▶ RECORDS FOR THE EXERCISE
──────
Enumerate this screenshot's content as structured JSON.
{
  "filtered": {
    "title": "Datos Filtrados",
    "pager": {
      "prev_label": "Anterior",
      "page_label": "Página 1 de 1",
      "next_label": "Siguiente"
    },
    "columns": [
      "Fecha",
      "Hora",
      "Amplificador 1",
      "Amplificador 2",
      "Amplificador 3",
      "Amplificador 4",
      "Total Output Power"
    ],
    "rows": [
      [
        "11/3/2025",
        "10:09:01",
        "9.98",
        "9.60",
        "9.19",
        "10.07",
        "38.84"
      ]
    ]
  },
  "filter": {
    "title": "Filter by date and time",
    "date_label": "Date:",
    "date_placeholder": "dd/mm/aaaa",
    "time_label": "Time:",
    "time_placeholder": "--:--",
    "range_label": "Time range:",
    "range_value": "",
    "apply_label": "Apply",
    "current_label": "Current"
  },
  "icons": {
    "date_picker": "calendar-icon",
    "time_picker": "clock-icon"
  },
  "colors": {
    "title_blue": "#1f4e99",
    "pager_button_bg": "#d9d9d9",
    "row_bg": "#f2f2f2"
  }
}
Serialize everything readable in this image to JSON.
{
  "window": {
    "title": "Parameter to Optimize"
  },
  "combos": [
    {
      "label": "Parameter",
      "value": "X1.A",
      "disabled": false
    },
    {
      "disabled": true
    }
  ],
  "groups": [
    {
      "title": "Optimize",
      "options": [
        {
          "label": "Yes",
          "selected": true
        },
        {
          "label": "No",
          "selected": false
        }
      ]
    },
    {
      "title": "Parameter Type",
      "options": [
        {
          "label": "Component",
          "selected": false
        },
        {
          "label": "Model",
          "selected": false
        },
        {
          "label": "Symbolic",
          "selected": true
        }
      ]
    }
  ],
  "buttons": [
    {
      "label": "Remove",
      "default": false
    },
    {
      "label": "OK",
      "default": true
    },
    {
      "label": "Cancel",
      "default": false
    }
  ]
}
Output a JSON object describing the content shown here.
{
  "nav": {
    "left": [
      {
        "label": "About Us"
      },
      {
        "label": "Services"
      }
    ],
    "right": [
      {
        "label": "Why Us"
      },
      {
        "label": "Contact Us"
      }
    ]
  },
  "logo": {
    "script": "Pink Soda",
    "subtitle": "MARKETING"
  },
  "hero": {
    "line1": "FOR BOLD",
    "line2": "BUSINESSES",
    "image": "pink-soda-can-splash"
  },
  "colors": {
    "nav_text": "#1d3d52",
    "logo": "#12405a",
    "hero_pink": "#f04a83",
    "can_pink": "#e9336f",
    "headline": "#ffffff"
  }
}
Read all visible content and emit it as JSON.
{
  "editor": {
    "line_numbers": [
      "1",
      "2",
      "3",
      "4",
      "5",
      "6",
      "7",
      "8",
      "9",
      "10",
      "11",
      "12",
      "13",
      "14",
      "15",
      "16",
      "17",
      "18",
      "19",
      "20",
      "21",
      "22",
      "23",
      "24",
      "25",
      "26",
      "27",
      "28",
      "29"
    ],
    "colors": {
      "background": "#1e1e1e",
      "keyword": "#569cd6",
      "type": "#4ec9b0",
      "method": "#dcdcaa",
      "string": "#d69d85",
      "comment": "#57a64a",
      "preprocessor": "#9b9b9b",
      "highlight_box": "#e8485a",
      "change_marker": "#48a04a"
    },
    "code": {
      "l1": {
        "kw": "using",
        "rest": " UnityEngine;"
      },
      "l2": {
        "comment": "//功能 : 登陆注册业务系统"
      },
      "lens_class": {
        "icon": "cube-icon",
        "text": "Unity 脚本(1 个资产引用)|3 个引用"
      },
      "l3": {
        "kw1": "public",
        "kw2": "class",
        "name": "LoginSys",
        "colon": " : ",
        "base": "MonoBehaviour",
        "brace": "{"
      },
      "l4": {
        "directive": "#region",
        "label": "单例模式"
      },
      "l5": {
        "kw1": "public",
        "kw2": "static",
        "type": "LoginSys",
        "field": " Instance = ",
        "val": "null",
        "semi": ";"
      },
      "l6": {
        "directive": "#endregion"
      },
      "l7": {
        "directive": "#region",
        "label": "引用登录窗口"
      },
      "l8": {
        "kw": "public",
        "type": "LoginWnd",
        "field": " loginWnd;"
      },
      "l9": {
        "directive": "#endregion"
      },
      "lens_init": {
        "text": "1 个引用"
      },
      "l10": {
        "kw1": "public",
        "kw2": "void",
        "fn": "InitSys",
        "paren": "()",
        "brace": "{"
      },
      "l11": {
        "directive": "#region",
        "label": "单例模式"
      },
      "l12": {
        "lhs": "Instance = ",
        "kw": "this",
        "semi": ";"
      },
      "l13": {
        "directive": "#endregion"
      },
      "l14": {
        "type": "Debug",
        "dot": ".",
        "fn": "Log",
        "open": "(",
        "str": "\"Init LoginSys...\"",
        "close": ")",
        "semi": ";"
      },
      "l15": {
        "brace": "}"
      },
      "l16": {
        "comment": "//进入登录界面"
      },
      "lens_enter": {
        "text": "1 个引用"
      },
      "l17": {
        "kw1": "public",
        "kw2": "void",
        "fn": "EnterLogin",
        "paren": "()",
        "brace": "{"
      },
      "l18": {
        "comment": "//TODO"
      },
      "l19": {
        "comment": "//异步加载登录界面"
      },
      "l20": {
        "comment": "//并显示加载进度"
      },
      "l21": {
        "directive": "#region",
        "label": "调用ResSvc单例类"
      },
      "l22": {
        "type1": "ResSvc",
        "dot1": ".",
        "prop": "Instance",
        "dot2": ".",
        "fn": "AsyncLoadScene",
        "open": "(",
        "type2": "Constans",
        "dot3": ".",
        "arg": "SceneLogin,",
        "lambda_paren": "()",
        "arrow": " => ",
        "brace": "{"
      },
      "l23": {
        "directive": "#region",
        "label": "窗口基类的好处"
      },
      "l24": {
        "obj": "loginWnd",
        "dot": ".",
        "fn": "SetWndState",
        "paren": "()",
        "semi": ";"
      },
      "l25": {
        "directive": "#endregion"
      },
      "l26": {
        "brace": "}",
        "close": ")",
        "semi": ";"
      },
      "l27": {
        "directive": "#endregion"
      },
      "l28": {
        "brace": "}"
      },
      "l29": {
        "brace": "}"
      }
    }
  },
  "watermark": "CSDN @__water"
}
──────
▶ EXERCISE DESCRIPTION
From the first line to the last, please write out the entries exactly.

▶ TASK SOLUTION
Enumerate this screenshot's content as structured JSON.
{
  "filtered": {
    "title": "Datos Filtrados",
    "pager": {
      "prev_label": "Anterior",
      "page_label": "Página 1 de 1",
      "next_label": "Siguiente"
    },
    "columns": [
      "Fecha",
      "Hora",
      "Amplificador 1",
      "Amplificador 2",
      "Amplificador 3",
      "Amplificador 4",
      "Total Output Power"
    ],
    "rows": [
      [
        "11/3/2025",
        "10:09:01",
        "9.98",
        "9.60",
        "9.19",
        "10.07",
        "38.84"
      ]
    ]
  },
  "filter": {
    "title": "Filter by date and time",
    "date_label": "Date:",
    "date_placeholder": "dd/mm/aaaa",
    "time_label": "Time:",
    "time_placeholder": "--:--",
    "range_label": "Time range:",
    "range_value": "",
    "apply_label": "Apply",
    "current_label": "Current"
  },
  "icons": {
    "date_picker": "calendar-icon",
    "time_picker": "clock-icon"
  },
  "colors": {
    "title_blue": "#1f4e99",
    "pager_button_bg": "#d9d9d9",
    "row_bg": "#f2f2f2"
  }
}
Serialize everything readable in this image to JSON.
{
  "window": {
    "title": "Parameter to Optimize"
  },
  "combos": [
    {
      "label": "Parameter",
      "value": "X1.A",
      "disabled": false
    },
    {
      "disabled": true
    }
  ],
  "groups": [
    {
      "title": "Optimize",
      "options": [
        {
          "label": "Yes",
          "selected": true
        },
        {
          "label": "No",
          "selected": false
        }
      ]
    },
    {
      "title": "Parameter Type",
      "options": [
        {
          "label": "Component",
          "selected": false
        },
        {
          "label": "Model",
          "selected": false
        },
        {
          "label": "Symbolic",
          "selected": true
        }
      ]
    }
  ],
  "buttons": [
    {
      "label": "Remove",
      "default": false
    },
    {
      "label": "OK",
      "default": true
    },
    {
      "label": "Cancel",
      "default": false
    }
  ]
}
Output a JSON object describing the content shown here.
{
  "nav": {
    "left": [
      {
        "label": "About Us"
      },
      {
        "label": "Services"
      }
    ],
    "right": [
      {
        "label": "Why Us"
      },
      {
        "label": "Contact Us"
      }
    ]
  },
  "logo": {
    "script": "Pink Soda",
    "subtitle": "MARKETING"
  },
  "hero": {
    "line1": "FOR BOLD",
    "line2": "BUSINESSES",
    "image": "pink-soda-can-splash"
  },
  "colors": {
    "nav_text": "#1d3d52",
    "logo": "#12405a",
    "hero_pink": "#f04a83",
    "can_pink": "#e9336f",
    "headline": "#ffffff"
  }
}
Read all visible content and emit it as JSON.
{
  "editor": {
    "line_numbers": [
      "1",
      "2",
      "3",
      "4",
      "5",
      "6",
      "7",
      "8",
      "9",
      "10",
      "11",
      "12",
      "13",
      "14",
      "15",
      "16",
      "17",
      "18",
      "19",
      "20",
      "21",
      "22",
      "23",
      "24",
      "25",
      "26",
      "27",
      "28",
      "29"
    ],
    "colors": {
      "background": "#1e1e1e",
      "keyword": "#569cd6",
      "type": "#4ec9b0",
      "method": "#dcdcaa",
      "string": "#d69d85",
      "comment": "#57a64a",
      "preprocessor": "#9b9b9b",
      "highlight_box": "#e8485a",
      "change_marker": "#48a04a"
    },
    "code": {
      "l1": {
        "kw": "using",
        "rest": " UnityEngine;"
      },
      "l2": {
        "comment": "//功能 : 登陆注册业务系统"
      },
      "lens_class": {
        "icon": "cube-icon",
        "text": "Unity 脚本(1 个资产引用)|3 个引用"
      },
      "l3": {
        "kw1": "public",
        "kw2": "class",
        "name": "LoginSys",
        "colon": " : ",
        "base": "MonoBehaviour",
        "brace": "{"
      },
      "l4": {
        "directive": "#region",
        "label": "单例模式"
      },
      "l5": {
        "kw1": "public",
        "kw2": "static",
        "type": "LoginSys",
        "field": " Instance = ",
        "val": "null",
        "semi": ";"
      },
      "l6": {
        "directive": "#endregion"
      },
      "l7": {
        "directive": "#region",
        "label": "引用登录窗口"
      },
      "l8": {
        "kw": "public",
        "type": "LoginWnd",
        "field": " loginWnd;"
      },
      "l9": {
        "directive": "#endregion"
      },
      "lens_init": {
        "text": "1 个引用"
      },
      "l10": {
        "kw1": "public",
        "kw2": "void",
        "fn": "InitSys",
        "paren": "()",
        "brace": "{"
      },
      "l11": {
        "directive": "#region",
        "label": "单例模式"
      },
      "l12": {
        "lhs": "Instance = ",
        "kw": "this",
        "semi": ";"
      },
      "l13": {
        "directive": "#endregion"
      },
      "l14": {
        "type": "Debug",
        "dot": ".",
        "fn": "Log",
        "open": "(",
        "str": "\"Init LoginSys...\"",
        "close": ")",
        "semi": ";"
      },
      "l15": {
        "brace": "}"
      },
      "l16": {
        "comment": "//进入登录界面"
      },
      "lens_enter": {
        "text": "1 个引用"
      },
      "l17": {
        "kw1": "public",
        "kw2": "void",
        "fn": "EnterLogin",
        "paren": "()",
        "brace": "{"
      },
      "l18": {
        "comment": "//TODO"
      },
      "l19": {
        "comment": "//异步加载登录界面"
      },
      "l20": {
        "comment": "//并显示加载进度"
      },
      "l21": {
        "directive": "#region",
        "label": "调用ResSvc单例类"
      },
      "l22": {
        "type1": "ResSvc",
        "dot1": ".",
        "prop": "Instance",
        "dot2": ".",
        "fn": "AsyncLoadScene",
        "open": "(",
        "type2": "Constans",
        "dot3": ".",
        "arg": "SceneLogin,",
        "lambda_paren": "()",
        "arrow": " => ",
        "brace": "{"
      },
      "l23": {
        "directive": "#region",
        "label": "窗口基类的好处"
      },
      "l24": {
        "obj": "loginWnd",
        "dot": ".",
        "fn": "SetWndState",
        "paren": "()",
        "semi": ";"
      },
      "l25": {
        "directive": "#endregion"
      },
      "l26": {
        "brace": "}",
        "close": ")",
        "semi": ";"
      },
      "l27": {
        "directive": "#endregion"
      },
      "l28": {
        "brace": "}"
      },
      "l29": {
        "brace": "}"
      }
    }
  },
  "watermark": "CSDN @__water"
}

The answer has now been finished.